It was a brutal winter weather weekend for the U.S. It was a sober reminder that those who move cargo and the cargo they move are always threatened by severe weather. The wheels of the economy are literally wheels—wheels that have to keep turning. This weekend proved more dangerous than most, however, as tornadoes and severe winter storms pummeled the U.S. on Friday and Saturday.
Even those that were more fortunate were still far from safe. Commercial drivers passing through Minnesota saw 21 tractor-trailers jackknifed by the time the heavy snowstorm passed. In southeastern Wyoming, wind speeds reached almost 80 semi-toppling miles-per-hour along I-80—and a 118 mph wind gust was recorded in Clark.
In a normal year, these severe storms and the simultaneously surging holiday shipping volumes would present monumental challenges to the supply chain industry.
Of course, this is no ordinary year.
So, how do you help protect your people and keep cargo safe?
Find opportunities to improve wellness in the workplace
Despite reopening borders and a recovering economy, a November Gallup poll found that Americans’ mental health hasn’t improved since last year. In fact, just 34% of respondents described their mental health as “excellent”—representing the lowest level of wellness in two decades.
What does that mean for you and your business?
Despite workers’ very best intentions, they’re simply more likely to make a mistake as they struggle to manage increasing workloads, just-in-time stresses, and inclement weather conditions.
The good news is there are many ways your business can support improving mental health. For starters:
- Survey your employees to get a better handle on burnout and identify ways to address it
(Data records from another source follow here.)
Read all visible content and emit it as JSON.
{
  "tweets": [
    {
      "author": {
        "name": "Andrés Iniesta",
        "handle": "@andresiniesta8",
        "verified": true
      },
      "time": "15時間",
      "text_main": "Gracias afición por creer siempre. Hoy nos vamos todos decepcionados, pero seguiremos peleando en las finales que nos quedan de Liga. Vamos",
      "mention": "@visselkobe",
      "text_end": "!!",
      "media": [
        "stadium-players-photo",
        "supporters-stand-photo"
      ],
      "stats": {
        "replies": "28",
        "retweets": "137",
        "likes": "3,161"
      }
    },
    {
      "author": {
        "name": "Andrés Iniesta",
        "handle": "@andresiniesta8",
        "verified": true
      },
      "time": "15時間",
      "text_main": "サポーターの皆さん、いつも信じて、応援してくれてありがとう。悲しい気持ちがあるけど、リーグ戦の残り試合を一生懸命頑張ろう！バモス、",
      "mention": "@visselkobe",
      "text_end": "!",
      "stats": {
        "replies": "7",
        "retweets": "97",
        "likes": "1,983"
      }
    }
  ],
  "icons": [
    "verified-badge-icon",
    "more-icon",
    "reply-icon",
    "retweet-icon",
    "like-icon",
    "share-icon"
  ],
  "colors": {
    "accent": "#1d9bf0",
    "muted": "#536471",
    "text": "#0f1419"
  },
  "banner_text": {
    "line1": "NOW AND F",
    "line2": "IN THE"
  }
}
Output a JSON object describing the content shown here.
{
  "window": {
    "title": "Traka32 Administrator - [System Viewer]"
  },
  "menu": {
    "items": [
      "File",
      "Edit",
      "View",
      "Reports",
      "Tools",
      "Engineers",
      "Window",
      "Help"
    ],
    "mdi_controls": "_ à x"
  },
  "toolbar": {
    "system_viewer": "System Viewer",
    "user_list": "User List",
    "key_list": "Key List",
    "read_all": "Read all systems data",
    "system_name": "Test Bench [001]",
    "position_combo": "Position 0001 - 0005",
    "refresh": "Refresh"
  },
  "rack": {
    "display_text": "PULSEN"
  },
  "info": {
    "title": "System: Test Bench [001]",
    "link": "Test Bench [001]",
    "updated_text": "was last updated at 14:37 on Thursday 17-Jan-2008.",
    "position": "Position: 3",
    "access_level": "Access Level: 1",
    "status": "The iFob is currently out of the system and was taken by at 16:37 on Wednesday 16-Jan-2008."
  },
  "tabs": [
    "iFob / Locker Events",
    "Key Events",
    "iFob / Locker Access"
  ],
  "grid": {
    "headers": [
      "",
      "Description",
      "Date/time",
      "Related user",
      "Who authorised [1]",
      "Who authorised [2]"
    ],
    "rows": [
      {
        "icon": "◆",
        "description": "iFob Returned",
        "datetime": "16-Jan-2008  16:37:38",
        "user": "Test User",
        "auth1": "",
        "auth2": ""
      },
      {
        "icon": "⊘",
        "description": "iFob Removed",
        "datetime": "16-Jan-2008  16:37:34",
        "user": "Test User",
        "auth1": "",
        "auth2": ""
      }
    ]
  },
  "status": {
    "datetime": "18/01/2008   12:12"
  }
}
- Nurture strong social support within your workplace community through stress-relief programs and company connecting events
- Create opportunities for employees to safely share concerns with those who will empathically listen, validate concerns, and address at least some of those concerns
- Communicate clear expectations and offer the training and support employees need to feel successful while giving them permission to let go of unrealistic goals
- Encourage mental health breaks during the day—and time off to the extent possible
(Looking for other ideas? We’ll chat about improving workplace mental health with WorkLife 360 podcast host, Dr. Rhonda Bompensa-Zimmerman at our January Third Thursday session.)
Mitigate the threat of severe winter storms to your workers and loads
We can’t control the weather, of course, but we are getting much better at monitoring and predicting it. And, this critical data should inform the decisions shippers and freight industry partners, like you, make about when to ship, on what routes, and via which mode.
What best practices can you adopt to protect your team, loads, and business?
- Budget for resilience. Ensure your business can absorb the expense of longer but safer routes and extended warehouse storage, giving you the financial flexibility to wait out or route around storms.
- Implement a pre-loading weather conditions check procedure and adjust your plans accordingly.
- Leverage smart routing solutions—or work with carriers who do. This predictive analytics-driven tech can more efficiently and effectively route trucks around late-developing storms.
- Ensure goods are properly packaged. Padding fragile cargo and sealing boxes along all seams, for example, can minimize cargo damage should a truck be rocked by a wind gust or slide off an icy road.
- Add all-risk cargo insurance to ensure you won’t absorb the full financial brunt of a weather-related loss. (Remember: Carrier liability policies only protect against provable carrier neglect—not Acts of God, like straight-line winds and icy roads.)
Winter weather has—and always will—present challenges to the freight industry. This year, however, businesses need to give added attention to the human element, as well.
By investing in worker wellness, increasing business resilience, and rigorously adhering to best practices, however, you can help ensure your loads arrive in one piece—while doing all you can to protect the health and safety of the people that drive your business forward.